▶ **Records for the task**

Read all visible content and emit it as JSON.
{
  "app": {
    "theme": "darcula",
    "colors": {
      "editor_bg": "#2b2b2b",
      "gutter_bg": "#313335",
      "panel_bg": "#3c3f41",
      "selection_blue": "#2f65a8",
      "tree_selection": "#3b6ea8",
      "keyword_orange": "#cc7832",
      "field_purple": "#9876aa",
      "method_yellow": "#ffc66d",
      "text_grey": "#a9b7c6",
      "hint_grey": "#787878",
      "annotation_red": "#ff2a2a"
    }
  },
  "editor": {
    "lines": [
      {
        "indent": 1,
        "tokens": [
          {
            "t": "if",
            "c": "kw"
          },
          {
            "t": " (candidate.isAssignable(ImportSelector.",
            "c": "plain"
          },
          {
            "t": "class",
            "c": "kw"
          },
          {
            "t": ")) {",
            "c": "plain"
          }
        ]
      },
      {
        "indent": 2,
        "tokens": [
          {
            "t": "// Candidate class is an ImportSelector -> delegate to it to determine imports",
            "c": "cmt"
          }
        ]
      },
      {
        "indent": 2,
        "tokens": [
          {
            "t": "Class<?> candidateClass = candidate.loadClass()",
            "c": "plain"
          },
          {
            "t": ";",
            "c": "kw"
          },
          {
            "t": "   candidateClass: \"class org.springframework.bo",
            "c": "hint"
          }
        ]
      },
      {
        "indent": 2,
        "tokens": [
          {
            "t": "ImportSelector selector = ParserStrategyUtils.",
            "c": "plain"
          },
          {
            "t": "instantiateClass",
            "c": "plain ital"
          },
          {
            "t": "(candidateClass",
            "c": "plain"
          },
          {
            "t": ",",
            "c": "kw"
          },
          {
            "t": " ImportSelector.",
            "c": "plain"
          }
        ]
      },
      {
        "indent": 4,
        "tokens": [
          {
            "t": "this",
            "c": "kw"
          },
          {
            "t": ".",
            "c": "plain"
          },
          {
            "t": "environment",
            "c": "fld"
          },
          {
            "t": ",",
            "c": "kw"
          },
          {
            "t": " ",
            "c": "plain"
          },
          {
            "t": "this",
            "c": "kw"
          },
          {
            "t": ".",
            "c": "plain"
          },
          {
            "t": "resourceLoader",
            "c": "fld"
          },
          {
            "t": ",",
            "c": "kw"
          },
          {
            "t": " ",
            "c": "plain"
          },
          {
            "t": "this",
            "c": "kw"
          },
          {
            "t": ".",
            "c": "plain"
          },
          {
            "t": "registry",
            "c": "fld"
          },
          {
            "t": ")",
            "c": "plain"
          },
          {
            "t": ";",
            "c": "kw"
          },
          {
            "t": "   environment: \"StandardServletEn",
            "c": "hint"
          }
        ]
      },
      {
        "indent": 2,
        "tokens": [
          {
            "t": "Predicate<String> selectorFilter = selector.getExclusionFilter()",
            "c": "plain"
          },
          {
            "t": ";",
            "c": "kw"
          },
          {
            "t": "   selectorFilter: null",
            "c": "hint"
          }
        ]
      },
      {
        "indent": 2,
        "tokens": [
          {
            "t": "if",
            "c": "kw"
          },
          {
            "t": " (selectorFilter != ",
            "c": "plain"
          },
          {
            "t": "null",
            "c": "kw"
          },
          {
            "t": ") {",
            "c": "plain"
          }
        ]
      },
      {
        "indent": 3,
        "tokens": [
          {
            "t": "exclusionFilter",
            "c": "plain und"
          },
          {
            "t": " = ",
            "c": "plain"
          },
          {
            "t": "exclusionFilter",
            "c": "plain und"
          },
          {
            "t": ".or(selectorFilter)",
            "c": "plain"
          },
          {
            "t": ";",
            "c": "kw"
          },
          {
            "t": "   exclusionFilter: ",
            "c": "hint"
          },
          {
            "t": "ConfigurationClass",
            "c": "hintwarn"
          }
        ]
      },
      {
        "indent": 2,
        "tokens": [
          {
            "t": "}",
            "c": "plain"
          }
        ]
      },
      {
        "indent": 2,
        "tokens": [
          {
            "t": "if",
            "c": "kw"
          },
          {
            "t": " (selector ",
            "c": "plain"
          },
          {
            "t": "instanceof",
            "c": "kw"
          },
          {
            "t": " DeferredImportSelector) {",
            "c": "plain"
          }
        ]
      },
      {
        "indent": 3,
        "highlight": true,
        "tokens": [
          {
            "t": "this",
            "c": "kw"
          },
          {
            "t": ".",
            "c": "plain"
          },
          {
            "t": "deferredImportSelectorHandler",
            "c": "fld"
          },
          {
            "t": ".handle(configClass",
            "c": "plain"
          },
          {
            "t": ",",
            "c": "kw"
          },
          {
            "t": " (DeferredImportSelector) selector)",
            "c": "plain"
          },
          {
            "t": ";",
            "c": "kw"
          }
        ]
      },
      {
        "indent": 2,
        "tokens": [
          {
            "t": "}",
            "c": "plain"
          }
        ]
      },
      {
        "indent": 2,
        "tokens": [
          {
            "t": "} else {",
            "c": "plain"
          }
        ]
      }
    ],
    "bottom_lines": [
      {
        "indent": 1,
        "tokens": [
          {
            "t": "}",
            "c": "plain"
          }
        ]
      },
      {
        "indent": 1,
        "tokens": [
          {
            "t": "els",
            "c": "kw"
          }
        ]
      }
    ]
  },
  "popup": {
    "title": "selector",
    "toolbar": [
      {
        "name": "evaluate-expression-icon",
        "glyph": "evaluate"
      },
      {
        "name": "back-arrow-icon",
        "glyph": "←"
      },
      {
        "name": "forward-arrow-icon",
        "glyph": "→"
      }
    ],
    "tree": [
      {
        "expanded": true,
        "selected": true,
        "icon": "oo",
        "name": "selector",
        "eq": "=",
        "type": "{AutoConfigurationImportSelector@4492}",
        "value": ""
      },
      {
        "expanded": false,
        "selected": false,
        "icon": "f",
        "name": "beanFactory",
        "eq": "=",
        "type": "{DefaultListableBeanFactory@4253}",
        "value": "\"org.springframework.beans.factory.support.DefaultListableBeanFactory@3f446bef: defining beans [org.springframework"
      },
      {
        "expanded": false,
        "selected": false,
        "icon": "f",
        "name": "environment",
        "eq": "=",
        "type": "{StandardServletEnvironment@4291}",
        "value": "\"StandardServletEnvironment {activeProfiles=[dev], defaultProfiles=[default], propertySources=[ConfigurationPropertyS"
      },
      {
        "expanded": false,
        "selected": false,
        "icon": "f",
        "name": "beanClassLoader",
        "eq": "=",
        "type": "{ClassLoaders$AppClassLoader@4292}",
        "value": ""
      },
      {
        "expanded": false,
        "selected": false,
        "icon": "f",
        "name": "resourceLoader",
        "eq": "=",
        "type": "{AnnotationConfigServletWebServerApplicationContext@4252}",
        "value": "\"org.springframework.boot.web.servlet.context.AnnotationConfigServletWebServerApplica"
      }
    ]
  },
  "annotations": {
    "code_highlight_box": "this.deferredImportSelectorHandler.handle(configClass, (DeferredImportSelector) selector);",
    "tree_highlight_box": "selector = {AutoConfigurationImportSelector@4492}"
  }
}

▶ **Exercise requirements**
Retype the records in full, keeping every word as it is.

▶ **Reply**
Read all visible content and emit it as JSON.
{
  "app": {
    "theme": "darcula",
    "colors": {
      "editor_bg": "#2b2b2b",
      "gutter_bg": "#313335",
      "panel_bg": "#3c3f41",
      "selection_blue": "#2f65a8",
      "tree_selection": "#3b6ea8",
      "keyword_orange": "#cc7832",
      "field_purple": "#9876aa",
      "method_yellow": "#ffc66d",
      "text_grey": "#a9b7c6",
      "hint_grey": "#787878",
      "annotation_red": "#ff2a2a"
    }
  },
  "editor": {
    "lines": [
      {
        "indent": 1,
        "tokens": [
          {
            "t": "if",
            "c": "kw"
          },
          {
            "t": " (candidate.isAssignable(ImportSelector.",
            "c": "plain"
          },
          {
            "t": "class",
            "c": "kw"
          },
          {
            "t": ")) {",
            "c": "plain"
          }
        ]
      },
      {
        "indent": 2,
        "tokens": [
          {
            "t": "// Candidate class is an ImportSelector -> delegate to it to determine imports",
            "c": "cmt"
          }
        ]
      },
      {
        "indent": 2,
        "tokens": [
          {
            "t": "Class<?> candidateClass = candidate.loadClass()",
            "c": "plain"
          },
          {
            "t": ";",
            "c": "kw"
          },
          {
            "t": "   candidateClass: \"class org.springframework.bo",
            "c": "hint"
          }
        ]
      },
      {
        "indent": 2,
        "tokens": [
          {
            "t": "ImportSelector selector = ParserStrategyUtils.",
            "c": "plain"
          },
          {
            "t": "instantiateClass",
            "c": "plain ital"
          },
          {
            "t": "(candidateClass",
            "c": "plain"
          },
          {
            "t": ",",
            "c": "kw"
          },
          {
            "t": " ImportSelector.",
            "c": "plain"
          }
        ]
      },
      {
        "indent": 4,
        "tokens": [
          {
            "t": "this",
            "c": "kw"
          },
          {
            "t": ".",
            "c": "plain"
          },
          {
            "t": "environment",
            "c": "fld"
          },
          {
            "t": ",",
            "c": "kw"
          },
          {
            "t": " ",
            "c": "plain"
          },
          {
            "t": "this",
            "c": "kw"
          },
          {
            "t": ".",
            "c": "plain"
          },
          {
            "t": "resourceLoader",
            "c": "fld"
          },
          {
            "t": ",",
            "c": "kw"
          },
          {
            "t": " ",
            "c": "plain"
          },
          {
            "t": "this",
            "c": "kw"
          },
          {
            "t": ".",
            "c": "plain"
          },
          {
            "t": "registry",
            "c": "fld"
          },
          {
            "t": ")",
            "c": "plain"
          },
          {
            "t": ";",
            "c": "kw"
          },
          {
            "t": "   environment: \"StandardServletEn",
            "c": "hint"
          }
        ]
      },
      {
        "indent": 2,
        "tokens": [
          {
            "t": "Predicate<String> selectorFilter = selector.getExclusionFilter()",
            "c": "plain"
          },
          {
            "t": ";",
            "c": "kw"
          },
          {
            "t": "   selectorFilter: null",
            "c": "hint"
          }
        ]
      },
      {
        "indent": 2,
        "tokens": [
          {
            "t": "if",
            "c": "kw"
          },
          {
            "t": " (selectorFilter != ",
            "c": "plain"
          },
          {
            "t": "null",
            "c": "kw"
          },
          {
            "t": ") {",
            "c": "plain"
          }
        ]
      },
      {
        "indent": 3,
        "tokens": [
          {
            "t": "exclusionFilter",
            "c": "plain und"
          },
          {
            "t": " = ",
            "c": "plain"
          },
          {
            "t": "exclusionFilter",
            "c": "plain und"
          },
          {
            "t": ".or(selectorFilter)",
            "c": "plain"
          },
          {
            "t": ";",
            "c": "kw"
          },
          {
            "t": "   exclusionFilter: ",
            "c": "hint"
          },
          {
            "t": "ConfigurationClass",
            "c": "hintwarn"
          }
        ]
      },
      {
        "indent": 2,
        "tokens": [
          {
            "t": "}",
            "c": "plain"
          }
        ]
      },
      {
        "indent": 2,
        "tokens": [
          {
            "t": "if",
            "c": "kw"
          },
          {
            "t": " (selector ",
            "c": "plain"
          },
          {
            "t": "instanceof",
            "c": "kw"
          },
          {
            "t": " DeferredImportSelector) {",
            "c": "plain"
          }
        ]
      },
      {
        "indent": 3,
        "highlight": true,
        "tokens": [
          {
            "t": "this",
            "c": "kw"
          },
          {
            "t": ".",
            "c": "plain"
          },
          {
            "t": "deferredImportSelectorHandler",
            "c": "fld"
          },
          {
            "t": ".handle(configClass",
            "c": "plain"
          },
          {
            "t": ",",
            "c": "kw"
          },
          {
            "t": " (DeferredImportSelector) selector)",
            "c": "plain"
          },
          {
            "t": ";",
            "c": "kw"
          }
        ]
      },
      {
        "indent": 2,
        "tokens": [
          {
            "t": "}",
            "c": "plain"
          }
        ]
      },
      {
        "indent": 2,
        "tokens": [
          {
            "t": "} else {",
            "c": "plain"
          }
        ]
      }
    ],
    "bottom_lines": [
      {
        "indent": 1,
        "tokens": [
          {
            "t": "}",
            "c": "plain"
          }
        ]
      },
      {
        "indent": 1,
        "tokens": [
          {
            "t": "els",
            "c": "kw"
          }
        ]
      }
    ]
  },
  "popup": {
    "title": "selector",
    "toolbar": [
      {
        "name": "evaluate-expression-icon",
        "glyph": "evaluate"
      },
      {
        "name": "back-arrow-icon",
        "glyph": "←"
      },
      {
        "name": "forward-arrow-icon",
        "glyph": "→"
      }
    ],
    "tree": [
      {
        "expanded": true,
        "selected": true,
        "icon": "oo",
        "name": "selector",
        "eq": "=",
        "type": "{AutoConfigurationImportSelector@4492}",
        "value": ""
      },
      {
        "expanded": false,
        "selected": false,
        "icon": "f",
        "name": "beanFactory",
        "eq": "=",
        "type": "{DefaultListableBeanFactory@4253}",
        "value": "\"org.springframework.beans.factory.support.DefaultListableBeanFactory@3f446bef: defining beans [org.springframework"
      },
      {
        "expanded": false,
        "selected": false,
        "icon": "f",
        "name": "environment",
        "eq": "=",
        "type": "{StandardServletEnvironment@4291}",
        "value": "\"StandardServletEnvironment {activeProfiles=[dev], defaultProfiles=[default], propertySources=[ConfigurationPropertyS"
      },
      {
        "expanded": false,
        "selected": false,
        "icon": "f",
        "name": "beanClassLoader",
        "eq": "=",
        "type": "{ClassLoaders$AppClassLoader@4292}",
        "value": ""
      },
      {
        "expanded": false,
        "selected": false,
        "icon": "f",
        "name": "resourceLoader",
        "eq": "=",
        "type": "{AnnotationConfigServletWebServerApplicationContext@4252}",
        "value": "\"org.springframework.boot.web.servlet.context.AnnotationConfigServletWebServerApplica"
      }
    ]
  },
  "annotations": {
    "code_highlight_box": "this.deferredImportSelectorHandler.handle(configClass, (DeferredImportSelector) selector);",
    "tree_highlight_box": "selector = {AutoConfigurationImportSelector@4492}"
  }
}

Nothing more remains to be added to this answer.